ASSIGNMENT
Please tally how many lines in the entries below include the word "password", giving only the number.

• • • •

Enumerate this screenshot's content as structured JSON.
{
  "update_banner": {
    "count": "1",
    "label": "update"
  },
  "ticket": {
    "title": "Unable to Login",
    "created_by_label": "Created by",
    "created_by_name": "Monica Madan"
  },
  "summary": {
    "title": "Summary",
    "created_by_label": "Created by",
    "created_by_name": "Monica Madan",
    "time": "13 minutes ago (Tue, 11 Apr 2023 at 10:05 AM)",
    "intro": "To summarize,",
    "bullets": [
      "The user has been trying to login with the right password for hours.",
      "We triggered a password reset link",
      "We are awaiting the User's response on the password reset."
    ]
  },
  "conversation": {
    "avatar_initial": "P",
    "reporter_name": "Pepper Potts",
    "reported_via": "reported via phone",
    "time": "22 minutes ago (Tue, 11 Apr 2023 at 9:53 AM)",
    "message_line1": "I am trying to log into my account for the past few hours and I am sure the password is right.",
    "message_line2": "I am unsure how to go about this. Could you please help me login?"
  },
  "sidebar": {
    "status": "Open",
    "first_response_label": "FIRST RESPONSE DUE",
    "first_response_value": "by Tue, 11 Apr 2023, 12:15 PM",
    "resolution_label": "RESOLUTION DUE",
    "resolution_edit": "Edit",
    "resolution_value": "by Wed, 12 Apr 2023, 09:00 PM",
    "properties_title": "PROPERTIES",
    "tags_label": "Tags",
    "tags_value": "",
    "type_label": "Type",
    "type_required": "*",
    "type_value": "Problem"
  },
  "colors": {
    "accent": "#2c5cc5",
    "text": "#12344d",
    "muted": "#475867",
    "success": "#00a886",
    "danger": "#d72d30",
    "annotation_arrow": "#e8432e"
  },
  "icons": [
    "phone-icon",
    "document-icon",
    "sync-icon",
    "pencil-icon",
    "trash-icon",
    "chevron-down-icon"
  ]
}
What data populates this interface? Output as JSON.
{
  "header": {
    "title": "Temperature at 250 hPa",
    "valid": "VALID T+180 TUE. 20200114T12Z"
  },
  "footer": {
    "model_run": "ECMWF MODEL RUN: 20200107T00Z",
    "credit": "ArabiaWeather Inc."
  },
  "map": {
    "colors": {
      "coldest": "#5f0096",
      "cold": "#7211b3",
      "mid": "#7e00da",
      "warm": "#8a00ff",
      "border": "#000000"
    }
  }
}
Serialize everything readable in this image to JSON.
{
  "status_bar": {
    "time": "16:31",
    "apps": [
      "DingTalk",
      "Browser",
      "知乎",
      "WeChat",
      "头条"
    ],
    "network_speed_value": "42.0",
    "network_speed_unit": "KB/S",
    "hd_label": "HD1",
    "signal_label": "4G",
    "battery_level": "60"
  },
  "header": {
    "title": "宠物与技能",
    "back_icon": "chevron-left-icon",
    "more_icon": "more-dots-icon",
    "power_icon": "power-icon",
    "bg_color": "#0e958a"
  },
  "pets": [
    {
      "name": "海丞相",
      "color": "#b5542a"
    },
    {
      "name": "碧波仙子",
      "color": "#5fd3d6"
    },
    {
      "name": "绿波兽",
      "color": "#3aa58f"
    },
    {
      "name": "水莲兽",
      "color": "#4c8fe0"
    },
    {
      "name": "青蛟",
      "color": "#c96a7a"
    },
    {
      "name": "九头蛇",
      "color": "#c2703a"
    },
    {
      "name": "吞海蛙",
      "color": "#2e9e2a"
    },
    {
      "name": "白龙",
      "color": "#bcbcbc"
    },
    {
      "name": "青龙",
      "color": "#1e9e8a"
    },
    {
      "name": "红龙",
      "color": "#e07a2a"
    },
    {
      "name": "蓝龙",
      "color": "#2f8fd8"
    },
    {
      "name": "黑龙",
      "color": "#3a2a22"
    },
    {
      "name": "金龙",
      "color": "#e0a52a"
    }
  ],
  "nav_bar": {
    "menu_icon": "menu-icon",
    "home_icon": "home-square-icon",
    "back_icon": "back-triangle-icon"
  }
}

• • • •

OUTPUT
4